*Goal of the exercise*
Word for word, repeat all of the entries.
----------
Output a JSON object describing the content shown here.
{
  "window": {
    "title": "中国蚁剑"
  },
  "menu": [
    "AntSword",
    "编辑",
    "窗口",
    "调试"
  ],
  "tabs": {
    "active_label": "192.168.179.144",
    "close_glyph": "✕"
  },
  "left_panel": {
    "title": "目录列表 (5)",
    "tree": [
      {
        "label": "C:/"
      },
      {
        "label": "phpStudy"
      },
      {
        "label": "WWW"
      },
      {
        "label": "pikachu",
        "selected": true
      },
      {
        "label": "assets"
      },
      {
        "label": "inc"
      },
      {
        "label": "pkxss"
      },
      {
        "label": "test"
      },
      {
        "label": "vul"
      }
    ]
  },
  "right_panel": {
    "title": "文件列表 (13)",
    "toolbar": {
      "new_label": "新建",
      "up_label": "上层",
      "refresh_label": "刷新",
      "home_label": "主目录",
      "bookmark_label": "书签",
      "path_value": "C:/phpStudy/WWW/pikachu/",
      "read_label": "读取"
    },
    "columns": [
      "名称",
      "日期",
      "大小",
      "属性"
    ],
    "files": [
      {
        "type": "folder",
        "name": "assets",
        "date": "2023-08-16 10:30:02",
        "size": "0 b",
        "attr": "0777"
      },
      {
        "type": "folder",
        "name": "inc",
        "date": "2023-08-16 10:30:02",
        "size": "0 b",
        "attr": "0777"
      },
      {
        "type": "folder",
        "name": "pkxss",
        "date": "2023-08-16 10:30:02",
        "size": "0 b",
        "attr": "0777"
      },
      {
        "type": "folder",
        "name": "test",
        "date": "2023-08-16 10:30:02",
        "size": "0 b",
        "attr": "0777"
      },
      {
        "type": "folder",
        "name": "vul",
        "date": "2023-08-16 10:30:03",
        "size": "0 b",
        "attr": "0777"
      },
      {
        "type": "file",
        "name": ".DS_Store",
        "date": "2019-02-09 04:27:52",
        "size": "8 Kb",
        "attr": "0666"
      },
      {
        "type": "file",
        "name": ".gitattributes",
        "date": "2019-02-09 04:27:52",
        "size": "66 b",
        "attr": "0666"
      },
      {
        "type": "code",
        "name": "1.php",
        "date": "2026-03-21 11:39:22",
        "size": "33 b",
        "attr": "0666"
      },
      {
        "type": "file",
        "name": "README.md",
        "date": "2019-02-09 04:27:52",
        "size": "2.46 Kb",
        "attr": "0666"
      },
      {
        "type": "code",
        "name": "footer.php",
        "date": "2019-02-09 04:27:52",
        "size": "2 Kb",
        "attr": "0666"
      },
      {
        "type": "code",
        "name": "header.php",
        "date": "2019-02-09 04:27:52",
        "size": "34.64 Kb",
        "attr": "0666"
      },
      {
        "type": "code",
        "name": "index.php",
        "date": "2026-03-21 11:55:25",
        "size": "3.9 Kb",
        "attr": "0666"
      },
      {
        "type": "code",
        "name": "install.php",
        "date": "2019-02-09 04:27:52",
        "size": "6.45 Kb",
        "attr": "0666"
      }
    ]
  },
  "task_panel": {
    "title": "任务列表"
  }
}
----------
*Solution to this problem*
Output a JSON object describing the content shown here.
{
  "window": {
    "title": "中国蚁剑"
  },
  "menu": [
    "AntSword",
    "编辑",
    "窗口",
    "调试"
  ],
  "tabs": {
    "active_label": "192.168.179.144",
    "close_glyph": "✕"
  },
  "left_panel": {
    "title": "目录列表 (5)",
    "tree": [
      {
        "label": "C:/"
      },
      {
        "label": "phpStudy"
      },
      {
        "label": "WWW"
      },
      {
        "label": "pikachu",
        "selected": true
      },
      {
        "label": "assets"
      },
      {
        "label": "inc"
      },
      {
        "label": "pkxss"
      },
      {
        "label": "test"
      },
      {
        "label": "vul"
      }
    ]
  },
  "right_panel": {
    "title": "文件列表 (13)",
    "toolbar": {
      "new_label": "新建",
      "up_label": "上层",
      "refresh_label": "刷新",
      "home_label": "主目录",
      "bookmark_label": "书签",
      "path_value": "C:/phpStudy/WWW/pikachu/",
      "read_label": "读取"
    },
    "columns": [
      "名称",
      "日期",
      "大小",
      "属性"
    ],
    "files": [
      {
        "type": "folder",
        "name": "assets",
        "date": "2023-08-16 10:30:02",
        "size": "0 b",
        "attr": "0777"
      },
      {
        "type": "folder",
        "name": "inc",
        "date": "2023-08-16 10:30:02",
        "size": "0 b",
        "attr": "0777"
      },
      {
        "type": "folder",
        "name": "pkxss",
        "date": "2023-08-16 10:30:02",
        "size": "0 b",
        "attr": "0777"
      },
      {
        "type": "folder",
        "name": "test",
        "date": "2023-08-16 10:30:02",
        "size": "0 b",
        "attr": "0777"
      },
      {
        "type": "folder",
        "name": "vul",
        "date": "2023-08-16 10:30:03",
        "size": "0 b",
        "attr": "0777"
      },
      {
        "type": "file",
        "name": ".DS_Store",
        "date": "2019-02-09 04:27:52",
        "size": "8 Kb",
        "attr": "0666"
      },
      {
        "type": "file",
        "name": ".gitattributes",
        "date": "2019-02-09 04:27:52",
        "size": "66 b",
        "attr": "0666"
      },
      {
        "type": "code",
        "name": "1.php",
        "date": "2026-03-21 11:39:22",
        "size": "33 b",
        "attr": "0666"
      },
      {
        "type": "file",
        "name": "README.md",
        "date": "2019-02-09 04:27:52",
        "size": "2.46 Kb",
        "attr": "0666"
      },
      {
        "type": "code",
        "name": "footer.php",
        "date": "2019-02-09 04:27:52",
        "size": "2 Kb",
        "attr": "0666"
      },
      {
        "type": "code",
        "name": "header.php",
        "date": "2019-02-09 04:27:52",
        "size": "34.64 Kb",
        "attr": "0666"
      },
      {
        "type": "code",
        "name": "index.php",
        "date": "2026-03-21 11:55:25",
        "size": "3.9 Kb",
        "attr": "0666"
      },
      {
        "type": "code",
        "name": "install.php",
        "date": "2019-02-09 04:27:52",
        "size": "6.45 Kb",
        "attr": "0666"
      }
    ]
  },
  "task_panel": {
    "title": "任务列表"
  }
}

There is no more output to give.